In a report on Sean Marks second anniversary as Nets GM, The Athletic’s Mike Scotto recounts trades, transactions and signings, but for Brooklyn, he writes, the big improvement is ... improvement.
To a man, the Nets players, coaches, execs from other NBA teams ... and Marks himself... all think the Nets are better, if not a lot better, than last year’s team and that’s progress.
“We’re a better team,” Kenny Atkinson told Scotto. “We’ve added players, and some of our players have developed, so yeah. Listen, we haven’t accomplished anything. I do think when we first came here we talked about progress and I think that’s a simple way to look at it.
“Hopefully, at the end of this year, there’s tangible progress where we’re eight games better, 10 games better than last year. I think that’s important for our culture. I know we talk the process and just worrying about improving, I do believe that. I do think for our fans, for you guys too, what’s the bottom line here? The bottom line in this league is winning, so to show that improvement I think gives our guys more confidence. It helps us going into this next offseason and season. Okay, we did this, now can we take another jump? But we’re not putting it on the whiteboard. We’re more focused on getting better every day.”
A 10-game improvement, to 30 wins, would require the Nets to go 11-12 over the last 23 games, about what they did last season when Jeremy Lin rejoined the team. This year, of course, the hope is that D’Angelo Russell and Spencer Dinwiddie can replicate that, with help from Caris LeVert and Rondae Hollis-Jefferson who remain on the injured list.

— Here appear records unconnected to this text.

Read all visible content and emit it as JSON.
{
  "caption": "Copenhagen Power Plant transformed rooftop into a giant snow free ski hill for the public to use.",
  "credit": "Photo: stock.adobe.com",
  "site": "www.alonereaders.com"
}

But even if they don’t get over the 30-win hump, Marks (generally) likes what he’s seen.
“I think we all like the steps that we’re taking,” Marks said. “We have a pretty good perspective and handle that we’re a long way away from where we need to be, but we’re being strategic and systematical. We’re adding the right key pieces to players and staff and so forth. Guys are all pushing in the right direction, and that’s the whole group across the board, everybody here in this organization.”
He also spoke about the Nets effort to stock an empty cupboard of draft picks. In the ten trades he’s made since taking over, he’s acquired eight picks, three firsts and five seconds. He sees them as “tools.”
“I think what we’ve done in terms of just being as creative as we can in terms of adding some more of these draft picks, they’re really just tools,” Marks said. “Whether it’s future picks years out and so forth, adding them back in, we never know when and how we’re going to use them. It’s nice to at least have them at our disposal.”
Scotto also quotes a number of NBA executives praising to greater or lesser degree what Marks has accomplished. One, described only as a “Southwest Division executive,” said Dinwiddie could be the most improved player in the league, although he thinks Indiana’s VIctor Oladipo will win the award.
“Dinwiddie basically got cut by two teams, went to the D-League and turned into a legitimate starter. I think that’s a credit to their player development and their culture.” said the executive.
Bottom line, Scotto thinks the Nets are ahead of where they expected to be. And he quotes Marks as saying the Nets are still a “long way” away from where they want to be. When the Nets GM spoke to ESPN’s Zach Lowe last summer, he said the franchise was a “long, long way” away. So there’s that.
- Two years into Sean Marks’ tenure, a look at the state of the rebuilding Nets - Michael Scotto - The Athletic